App and web page records:
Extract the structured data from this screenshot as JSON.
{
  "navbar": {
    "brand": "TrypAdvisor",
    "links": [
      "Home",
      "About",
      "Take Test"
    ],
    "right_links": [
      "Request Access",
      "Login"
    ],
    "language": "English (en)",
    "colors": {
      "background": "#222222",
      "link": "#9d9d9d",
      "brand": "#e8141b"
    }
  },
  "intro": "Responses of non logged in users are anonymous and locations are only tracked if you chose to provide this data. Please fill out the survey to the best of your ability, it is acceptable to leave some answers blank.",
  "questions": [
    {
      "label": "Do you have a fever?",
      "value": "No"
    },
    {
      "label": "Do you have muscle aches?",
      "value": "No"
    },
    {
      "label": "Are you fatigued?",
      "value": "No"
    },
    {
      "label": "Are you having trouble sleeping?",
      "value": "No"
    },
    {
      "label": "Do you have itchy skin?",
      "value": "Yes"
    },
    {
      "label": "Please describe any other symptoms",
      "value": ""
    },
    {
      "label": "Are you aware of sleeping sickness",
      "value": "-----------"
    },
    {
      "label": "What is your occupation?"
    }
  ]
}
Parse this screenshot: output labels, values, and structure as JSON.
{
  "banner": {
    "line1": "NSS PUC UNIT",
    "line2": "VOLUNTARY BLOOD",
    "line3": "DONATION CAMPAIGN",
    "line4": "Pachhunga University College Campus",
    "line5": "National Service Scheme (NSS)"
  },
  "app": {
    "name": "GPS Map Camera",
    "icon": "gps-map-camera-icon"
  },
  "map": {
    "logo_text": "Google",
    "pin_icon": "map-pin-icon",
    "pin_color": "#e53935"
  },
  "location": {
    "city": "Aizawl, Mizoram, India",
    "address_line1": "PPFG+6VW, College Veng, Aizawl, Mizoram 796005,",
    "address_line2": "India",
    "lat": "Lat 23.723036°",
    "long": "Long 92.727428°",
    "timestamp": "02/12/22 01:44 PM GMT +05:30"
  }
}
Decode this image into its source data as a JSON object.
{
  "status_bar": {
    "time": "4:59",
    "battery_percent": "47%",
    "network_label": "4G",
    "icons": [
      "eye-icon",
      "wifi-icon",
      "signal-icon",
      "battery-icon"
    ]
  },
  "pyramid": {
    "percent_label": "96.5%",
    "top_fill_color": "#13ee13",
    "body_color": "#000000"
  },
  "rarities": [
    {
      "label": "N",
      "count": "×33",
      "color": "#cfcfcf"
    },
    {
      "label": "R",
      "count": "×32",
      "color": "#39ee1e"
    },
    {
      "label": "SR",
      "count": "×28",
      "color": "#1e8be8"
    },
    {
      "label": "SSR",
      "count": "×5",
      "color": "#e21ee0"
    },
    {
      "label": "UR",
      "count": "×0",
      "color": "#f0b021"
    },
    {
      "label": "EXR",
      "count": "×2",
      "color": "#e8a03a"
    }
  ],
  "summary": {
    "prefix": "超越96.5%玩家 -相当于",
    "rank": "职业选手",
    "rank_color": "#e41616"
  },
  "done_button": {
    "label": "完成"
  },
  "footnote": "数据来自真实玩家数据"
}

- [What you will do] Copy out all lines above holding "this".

- [Exercise result]
Extract the structured data from this screenshot as JSON.
  "intro": "Responses of non logged in users are anonymous and locations are only tracked if you chose to provide this data. Please fill out the survey to the best of your ability, it is acceptable to leave some answers blank.",
Parse this screenshot: output labels, values, and structure as JSON.
Decode this image into its source data as a JSON object.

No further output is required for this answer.